Weekends are two days long. And so, here is part two of my special WEEKEND double feature!
I’m not even going to try saying anything too insightful about Jean-Luc Godard’s 1967 film WEEKEND, the film that declares itself to be “the end of cinema.” It’s a sprawling, violent, scathing, traffic-jam of a film, following a loathsome bourgeois couple as they cross the French countryside to claim a dying father’s inheritance. The world, as Godard envisions it, is an endless road to nowhere, littered with flaming car wrecks, corpses, and cultural debris. Mixed into this are long Marxist tirades and revolutionary manifestos, which may possibly be the most heartfelt segments of the film, but I wouldn’t know because they’re so tedious they’re nearly unwatchable. Other scenes are much more entertaining, and many of them are darkly hilarious, and it probably says something that the most enjoyable bits are also the most violent and satirical. But as I said, on this one, I’m leaving the analysis to others.
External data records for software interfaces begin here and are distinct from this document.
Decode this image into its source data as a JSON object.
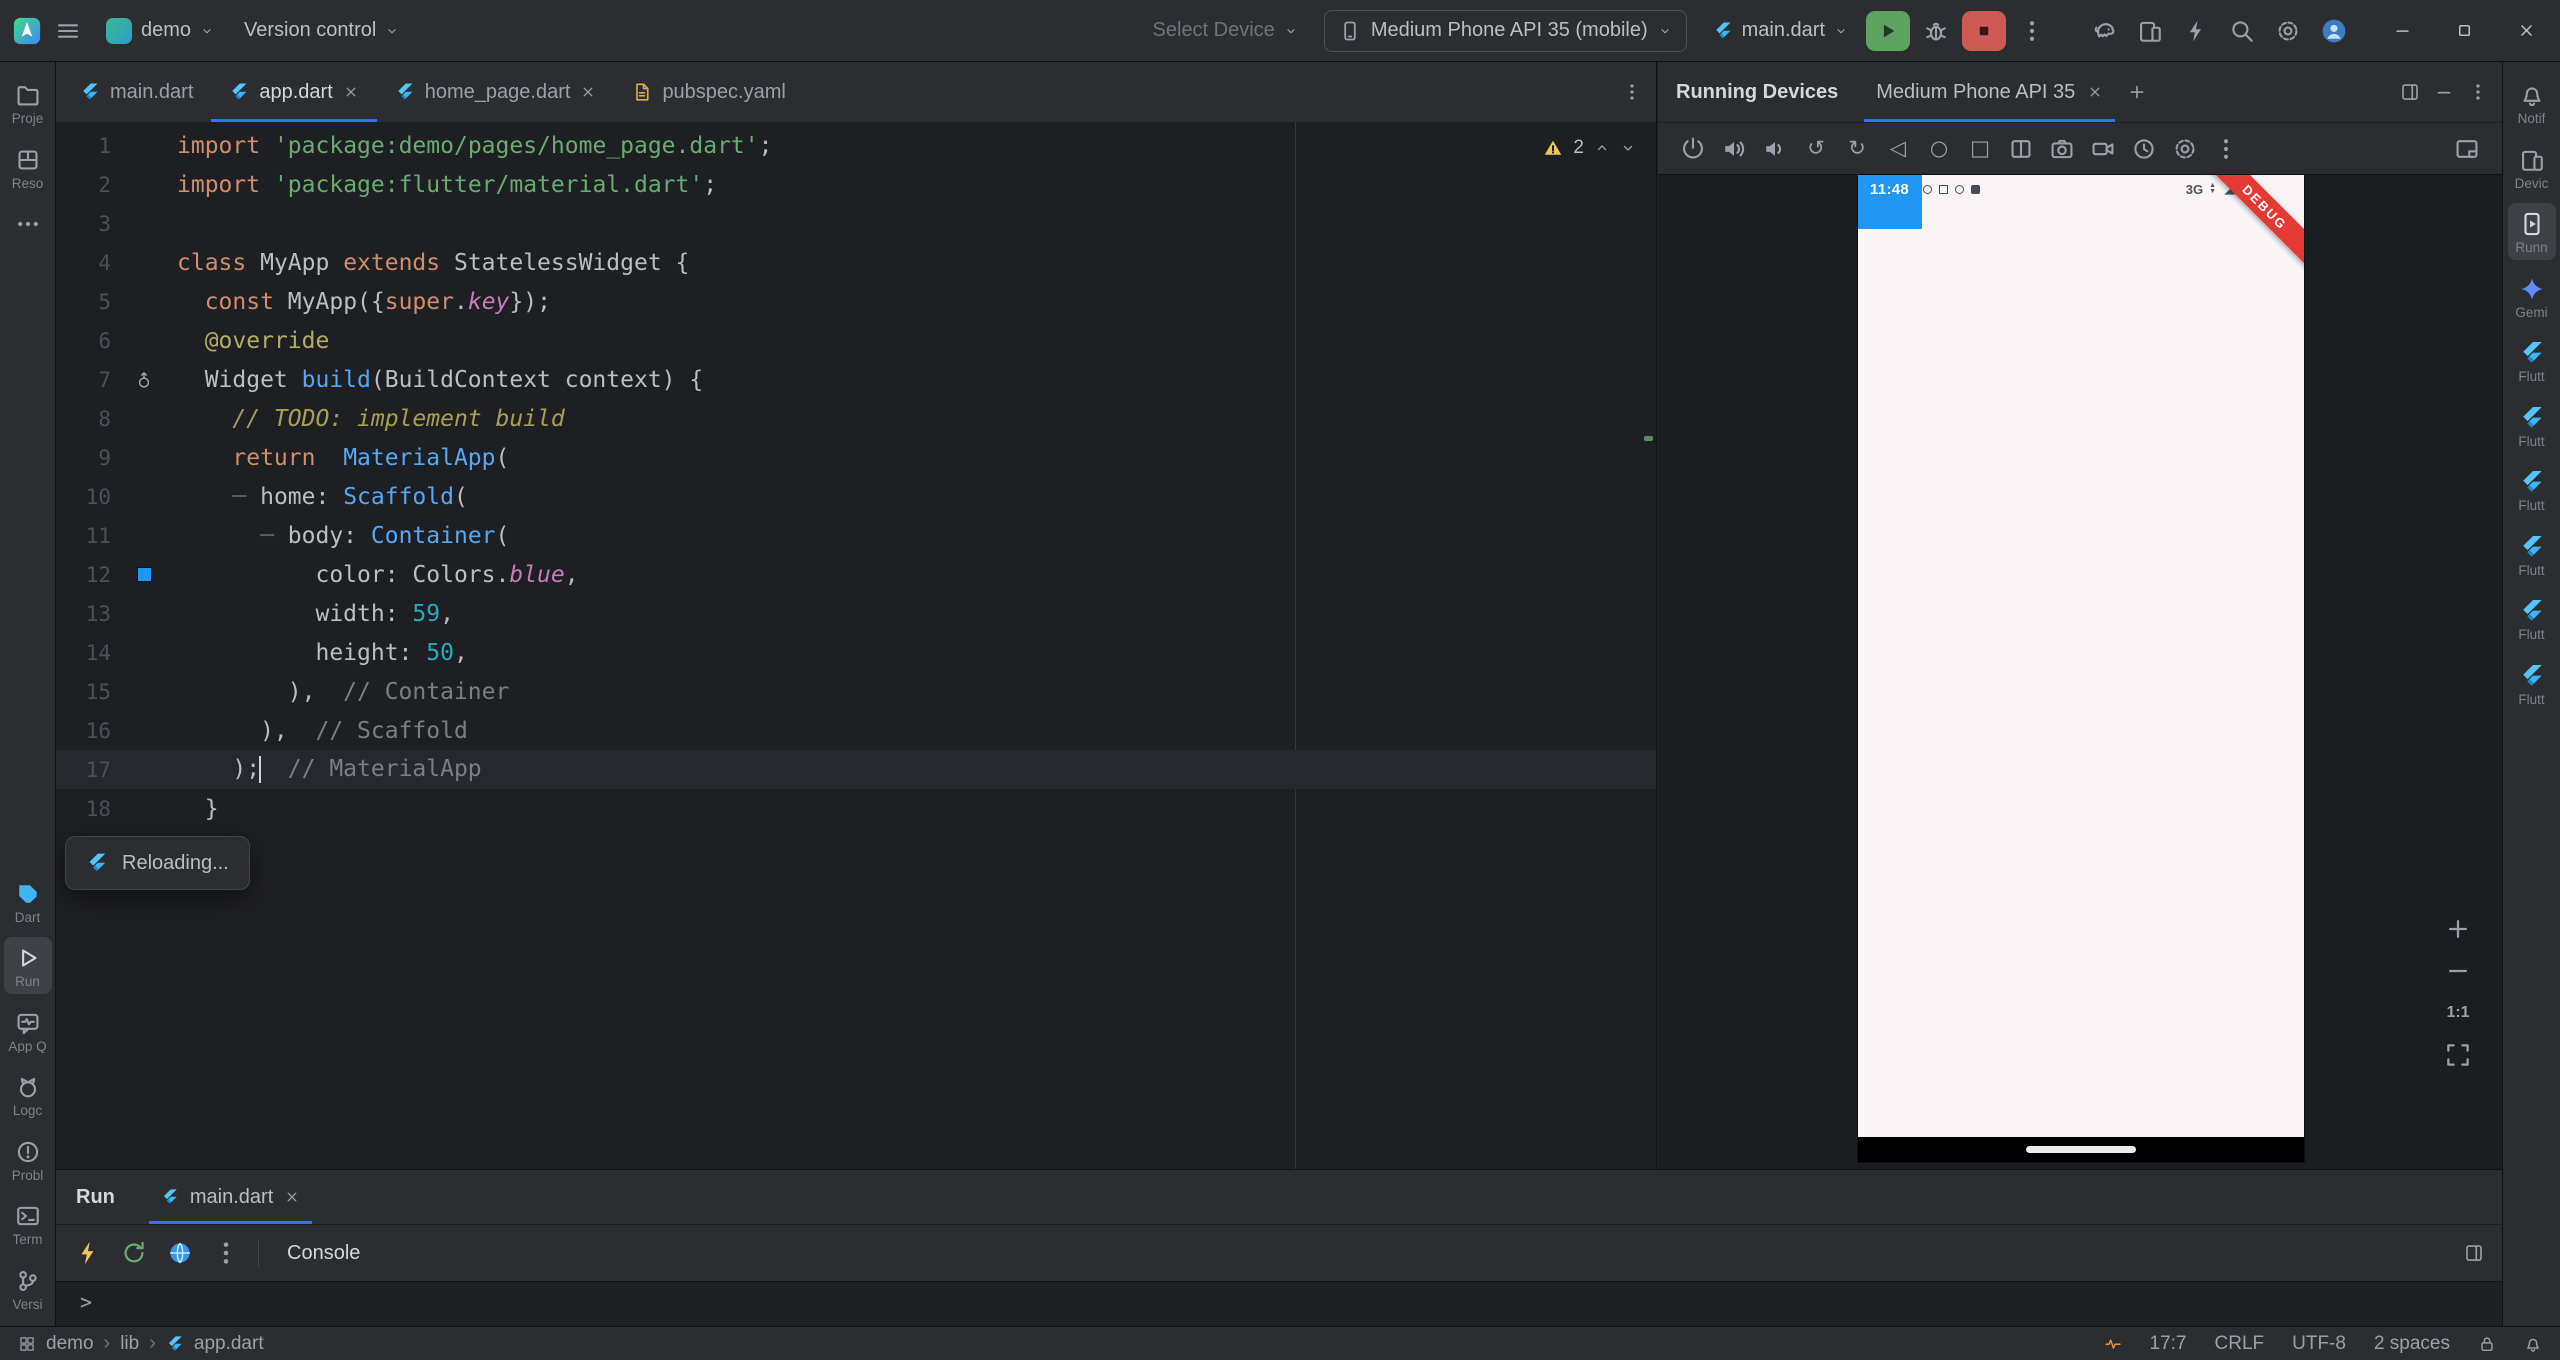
{
  "titlebar": {
    "project": "demo",
    "vcs_label": "Version control",
    "select_device_label": "Select Device",
    "device_label": "Medium Phone API 35 (mobile)",
    "run_config_label": "main.dart",
    "right_icons": [
      {
        "name": "build",
        "icon": "gradle-icon"
      },
      {
        "name": "device-manager",
        "icon": "devices-icon"
      },
      {
        "name": "apply-changes",
        "icon": "lightning-icon"
      },
      {
        "name": "search-everywhere",
        "icon": "search-icon"
      },
      {
        "name": "settings",
        "icon": "gear-icon"
      },
      {
        "name": "profile",
        "icon": "avatar-icon"
      }
    ]
  },
  "left_stripe": {
    "top": [
      {
        "name": "project",
        "label": "Proje",
        "icon": "folder-icon"
      },
      {
        "name": "resource-manager",
        "label": "Reso",
        "icon": "box-icon"
      },
      {
        "name": "more-tool-windows",
        "label": "",
        "icon": "more-horizontal-icon"
      }
    ],
    "bottom": [
      {
        "name": "dart-analysis",
        "label": "Dart",
        "icon": "dart-icon"
      },
      {
        "name": "run",
        "label": "Run",
        "icon": "play-outline-icon",
        "active": true
      },
      {
        "name": "app-quality-insights",
        "label": "App Q",
        "icon": "app-insights-icon"
      },
      {
        "name": "logcat",
        "label": "Logc",
        "icon": "logcat-icon"
      },
      {
        "name": "problems",
        "label": "Probl",
        "icon": "problems-icon"
      },
      {
        "name": "terminal",
        "label": "Term",
        "icon": "terminal-icon"
      },
      {
        "name": "version-control",
        "label": "Versi",
        "icon": "vcs-icon"
      }
    ]
  },
  "right_stripe": [
    {
      "name": "notifications",
      "label": "Notif",
      "icon": "bell-icon"
    },
    {
      "name": "device-manager",
      "label": "Devic",
      "icon": "devices-icon"
    },
    {
      "name": "running-devices",
      "label": "Runn",
      "icon": "phone-play-icon",
      "active": true
    },
    {
      "name": "gemini",
      "label": "Gemi",
      "icon": "gemini-icon"
    },
    {
      "name": "flutter-outline",
      "label": "Flutt",
      "icon": "flutter-icon"
    },
    {
      "name": "flutter-performance",
      "label": "Flutt",
      "icon": "flutter-icon"
    },
    {
      "name": "flutter-inspector",
      "label": "Flutt",
      "icon": "flutter-icon"
    },
    {
      "name": "flutter-coverage",
      "label": "Flutt",
      "icon": "flutter-icon"
    },
    {
      "name": "flutter-extra-1",
      "label": "Flutt",
      "icon": "flutter-icon"
    },
    {
      "name": "flutter-extra-2",
      "label": "Flutt",
      "icon": "flutter-icon"
    }
  ],
  "editor": {
    "tabs": [
      {
        "label": "main.dart",
        "icon": "flutter-icon",
        "active": false,
        "closable": false
      },
      {
        "label": "app.dart",
        "icon": "flutter-icon",
        "active": true,
        "closable": true
      },
      {
        "label": "home_page.dart",
        "icon": "flutter-icon",
        "active": false,
        "closable": true
      },
      {
        "label": "pubspec.yaml",
        "icon": "pubspec-icon",
        "active": false,
        "closable": false
      }
    ],
    "warning_count": "2",
    "caret_line": 17,
    "reloading_text": "Reloading...",
    "lines": [
      {
        "n": 1,
        "tk": [
          [
            "kw",
            "import"
          ],
          [
            "pl",
            " "
          ],
          [
            "str",
            "'package:demo/pages/home_page.dart'"
          ],
          [
            "pl",
            ";"
          ]
        ]
      },
      {
        "n": 2,
        "tk": [
          [
            "kw",
            "import"
          ],
          [
            "pl",
            " "
          ],
          [
            "str",
            "'package:flutter/material.dart'"
          ],
          [
            "pl",
            ";"
          ]
        ]
      },
      {
        "n": 3,
        "tk": []
      },
      {
        "n": 4,
        "tk": [
          [
            "kw",
            "class"
          ],
          [
            "pl",
            " MyApp "
          ],
          [
            "kw",
            "extends"
          ],
          [
            "pl",
            " StatelessWidget {"
          ]
        ]
      },
      {
        "n": 5,
        "tk": [
          [
            "pl",
            "  "
          ],
          [
            "kw",
            "const"
          ],
          [
            "pl",
            " MyApp({"
          ],
          [
            "kw",
            "super"
          ],
          [
            "pl",
            "."
          ],
          [
            "prop",
            "key"
          ],
          [
            "pl",
            "});"
          ]
        ]
      },
      {
        "n": 6,
        "tk": [
          [
            "pl",
            "  "
          ],
          [
            "ann",
            "@override"
          ]
        ]
      },
      {
        "n": 7,
        "g": "override",
        "tk": [
          [
            "pl",
            "  Widget "
          ],
          [
            "cls",
            "build"
          ],
          [
            "pl",
            "(BuildContext context) {"
          ]
        ]
      },
      {
        "n": 8,
        "tk": [
          [
            "pl",
            "    "
          ],
          [
            "todo",
            "// TODO: implement build"
          ]
        ]
      },
      {
        "n": 9,
        "tk": [
          [
            "pl",
            "    "
          ],
          [
            "kw",
            "return"
          ],
          [
            "pl",
            "  "
          ],
          [
            "cls",
            "MaterialApp"
          ],
          [
            "pl",
            "("
          ]
        ]
      },
      {
        "n": 10,
        "tk": [
          [
            "pl",
            "    "
          ],
          [
            "gd",
            "─ "
          ],
          [
            "pl",
            "home: "
          ],
          [
            "cls",
            "Scaffold"
          ],
          [
            "pl",
            "("
          ]
        ]
      },
      {
        "n": 11,
        "tk": [
          [
            "pl",
            "      "
          ],
          [
            "gd",
            "─ "
          ],
          [
            "pl",
            "body: "
          ],
          [
            "cls",
            "Container"
          ],
          [
            "pl",
            "("
          ]
        ]
      },
      {
        "n": 12,
        "g": "swatch",
        "tk": [
          [
            "pl",
            "          color: Colors."
          ],
          [
            "prop",
            "blue"
          ],
          [
            "pl",
            ","
          ]
        ]
      },
      {
        "n": 13,
        "tk": [
          [
            "pl",
            "          width: "
          ],
          [
            "num",
            "59"
          ],
          [
            "pl",
            ","
          ]
        ]
      },
      {
        "n": 14,
        "tk": [
          [
            "pl",
            "          height: "
          ],
          [
            "num",
            "50"
          ],
          [
            "pl",
            ","
          ]
        ]
      },
      {
        "n": 15,
        "tk": [
          [
            "pl",
            "        ),  "
          ],
          [
            "cmt",
            "// Container"
          ]
        ]
      },
      {
        "n": 16,
        "tk": [
          [
            "pl",
            "      ),  "
          ],
          [
            "cmt",
            "// Scaffold"
          ]
        ]
      },
      {
        "n": 17,
        "tk": [
          [
            "pl",
            "    );"
          ],
          [
            "caret",
            ""
          ],
          [
            "pl",
            "  "
          ],
          [
            "cmt",
            "// MaterialApp"
          ]
        ]
      },
      {
        "n": 18,
        "tk": [
          [
            "pl",
            "  }"
          ]
        ]
      }
    ]
  },
  "device_panel": {
    "title": "Running Devices",
    "tab_label": "Medium Phone API 35",
    "toolbar_icons": [
      "power-icon",
      "volume-up-icon",
      "volume-down-icon",
      "rotate-left-icon",
      "rotate-right-icon",
      "back-icon",
      "home-icon",
      "overview-icon",
      "fold-icon",
      "camera-icon",
      "record-icon",
      "history-icon",
      "gear-icon",
      "more-vertical-icon"
    ],
    "dock_icon": "dock-icon",
    "screen": {
      "time": "11:48",
      "network_label": "3G",
      "debug_banner": "DEBUG",
      "container_color": "#2196F3",
      "background_color": "#FCF5F8"
    },
    "zoom_label": "1:1"
  },
  "run_panel": {
    "title": "Run",
    "tab_label": "main.dart",
    "console_label": "Console",
    "prompt": ">",
    "toolbar": [
      {
        "name": "flutter-hot-reload",
        "icon": "lightning-icon",
        "color": "#F2C55C"
      },
      {
        "name": "flutter-hot-restart",
        "icon": "restart-icon",
        "color": "#6AAB73"
      },
      {
        "name": "open-devtools",
        "icon": "globe-icon",
        "color": "#2E9BF0"
      },
      {
        "name": "more-options",
        "icon": "more-vertical-icon",
        "color": "#9DA0A8"
      }
    ]
  },
  "statusbar": {
    "breadcrumbs": [
      "demo",
      "lib",
      "app.dart"
    ],
    "caret_position": "17:7",
    "line_separator": "CRLF",
    "encoding": "UTF-8",
    "indent": "2 spaces"
  }
}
Filed under: Illustrations, Reviews | 2 Comments
Tags: 1960, France, Godard